## [PROBLEM DESCRIPTION]
Repeat the data in full. Drop every picture.

## [DATA PROVIDED]

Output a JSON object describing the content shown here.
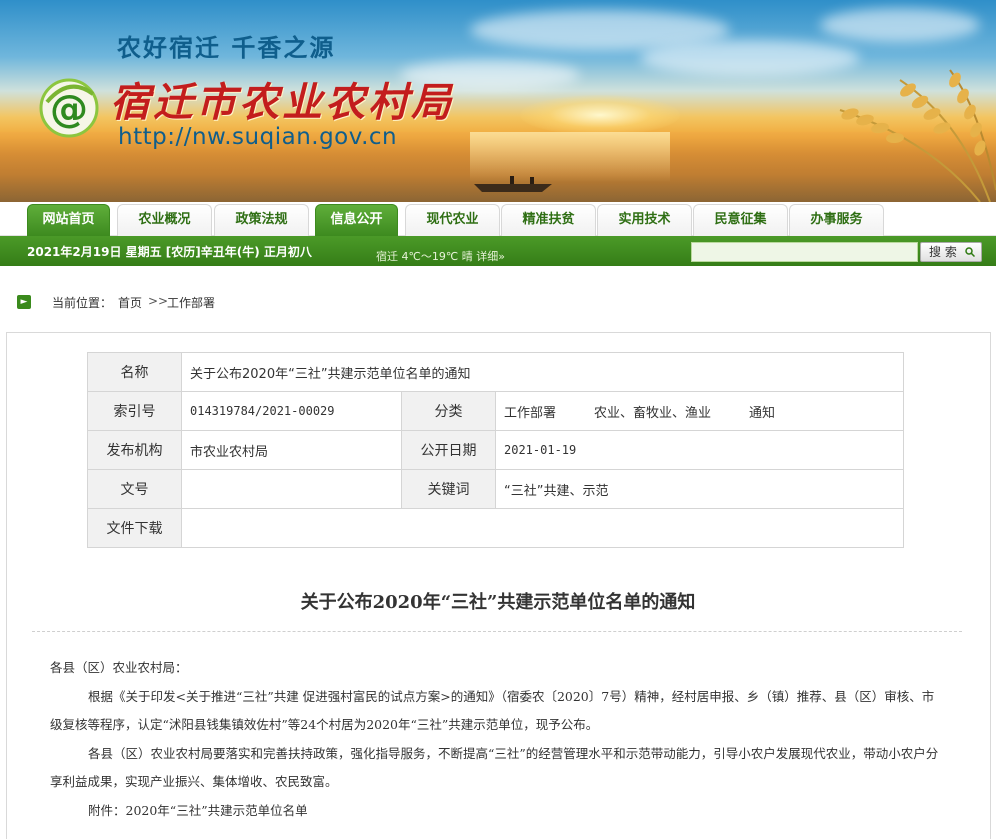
{
  "header": {
    "slogan": "农好宿迁  千香之源",
    "org_name": "宿迁市农业农村局",
    "site_url": "http://nw.suqian.gov.cn",
    "logo_text": "@"
  },
  "nav": {
    "tabs": [
      {
        "label": "网站首页",
        "active": true
      },
      {
        "label": "农业概况",
        "active": false
      },
      {
        "label": "政策法规",
        "active": false
      },
      {
        "label": "信息公开",
        "active": true
      },
      {
        "label": "现代农业",
        "active": false
      },
      {
        "label": "精准扶贫",
        "active": false
      },
      {
        "label": "实用技术",
        "active": false
      },
      {
        "label": "民意征集",
        "active": false
      },
      {
        "label": "办事服务",
        "active": false
      }
    ]
  },
  "infobar": {
    "date": "2021年2月19日 星期五 [农历]辛丑年(牛) 正月初八",
    "weather": "宿迁 4℃～19℃ 晴 详细»",
    "search_placeholder": "",
    "search_label": "搜 索"
  },
  "breadcrumb": {
    "label": "当前位置：",
    "home": "首页",
    "separator": ">>",
    "current": "工作部署"
  },
  "meta": {
    "name_key": "名称",
    "name_value": "关于公布2020年“三社”共建示范单位名单的通知",
    "index_key": "索引号",
    "index_value": "014319784/2021-00029",
    "category_key": "分类",
    "category_values": [
      "工作部署",
      "农业、畜牧业、渔业",
      "通知"
    ],
    "publisher_key": "发布机构",
    "publisher_value": "市农业农村局",
    "date_key": "公开日期",
    "date_value": "2021-01-19",
    "docno_key": "文号",
    "docno_value": "",
    "keywords_key": "关键词",
    "keywords_value": "“三社”共建、示范",
    "download_key": "文件下载",
    "download_value": ""
  },
  "article": {
    "title": "关于公布2020年“三社”共建示范单位名单的通知",
    "paragraphs": [
      "各县（区）农业农村局：",
      "根据《关于印发<关于推进“三社”共建 促进强村富民的试点方案>的通知》（宿委农〔2020〕7号）精神，经村居申报、乡（镇）推荐、县（区）审核、市级复核等程序，认定“沭阳县钱集镇效佐村”等24个村居为2020年“三社”共建示范单位，现予公布。",
      "各县（区）农业农村局要落实和完善扶持政策，强化指导服务，不断提高“三社”的经营管理水平和示范带动能力，引导小农户发展现代农业，带动小农户分享利益成果，实现产业振兴、集体增收、农民致富。",
      "附件：2020年“三社”共建示范单位名单"
    ]
  },
  "colors": {
    "nav_active": "#3d8a1f",
    "nav_text": "#2f6f14",
    "infobar": "#3f8c1f",
    "org_red": "#c31d1d",
    "slogan_blue": "#0f5e8c"
  }
}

## [OUTPUT OF THE EXERCISE]
Output a JSON object describing the content shown here.
{
  "header": {
    "slogan": "农好宿迁  千香之源",
    "org_name": "宿迁市农业农村局",
    "site_url": "http://nw.suqian.gov.cn",
    "logo_text": "@"
  },
  "nav": {
    "tabs": [
      {
        "label": "网站首页",
        "active": true
      },
      {
        "label": "农业概况",
        "active": false
      },
      {
        "label": "政策法规",
        "active": false
      },
      {
        "label": "信息公开",
        "active": true
      },
      {
        "label": "现代农业",
        "active": false
      },
      {
        "label": "精准扶贫",
        "active": false
      },
      {
        "label": "实用技术",
        "active": false
      },
      {
        "label": "民意征集",
        "active": false
      },
      {
        "label": "办事服务",
        "active": false
      }
    ]
  },
  "infobar": {
    "date": "2021年2月19日 星期五 [农历]辛丑年(牛) 正月初八",
    "weather": "宿迁 4℃～19℃ 晴 详细»",
    "search_placeholder": "",
    "search_label": "搜 索"
  },
  "breadcrumb": {
    "label": "当前位置：",
    "home": "首页",
    "separator": ">>",
    "current": "工作部署"
  },
  "meta": {
    "name_key": "名称",
    "name_value": "关于公布2020年“三社”共建示范单位名单的通知",
    "index_key": "索引号",
    "index_value": "014319784/2021-00029",
    "category_key": "分类",
    "category_values": [
      "工作部署",
      "农业、畜牧业、渔业",
      "通知"
    ],
    "publisher_key": "发布机构",
    "publisher_value": "市农业农村局",
    "date_key": "公开日期",
    "date_value": "2021-01-19",
    "docno_key": "文号",
    "docno_value": "",
    "keywords_key": "关键词",
    "keywords_value": "“三社”共建、示范",
    "download_key": "文件下载",
    "download_value": ""
  },
  "article": {
    "title": "关于公布2020年“三社”共建示范单位名单的通知",
    "paragraphs": [
      "各县（区）农业农村局：",
      "根据《关于印发<关于推进“三社”共建 促进强村富民的试点方案>的通知》（宿委农〔2020〕7号）精神，经村居申报、乡（镇）推荐、县（区）审核、市级复核等程序，认定“沭阳县钱集镇效佐村”等24个村居为2020年“三社”共建示范单位，现予公布。",
      "各县（区）农业农村局要落实和完善扶持政策，强化指导服务，不断提高“三社”的经营管理水平和示范带动能力，引导小农户发展现代农业，带动小农户分享利益成果，实现产业振兴、集体增收、农民致富。",
      "附件：2020年“三社”共建示范单位名单"
    ]
  },
  "colors": {
    "nav_active": "#3d8a1f",
    "nav_text": "#2f6f14",
    "infobar": "#3f8c1f",
    "org_red": "#c31d1d",
    "slogan_blue": "#0f5e8c"
  }
}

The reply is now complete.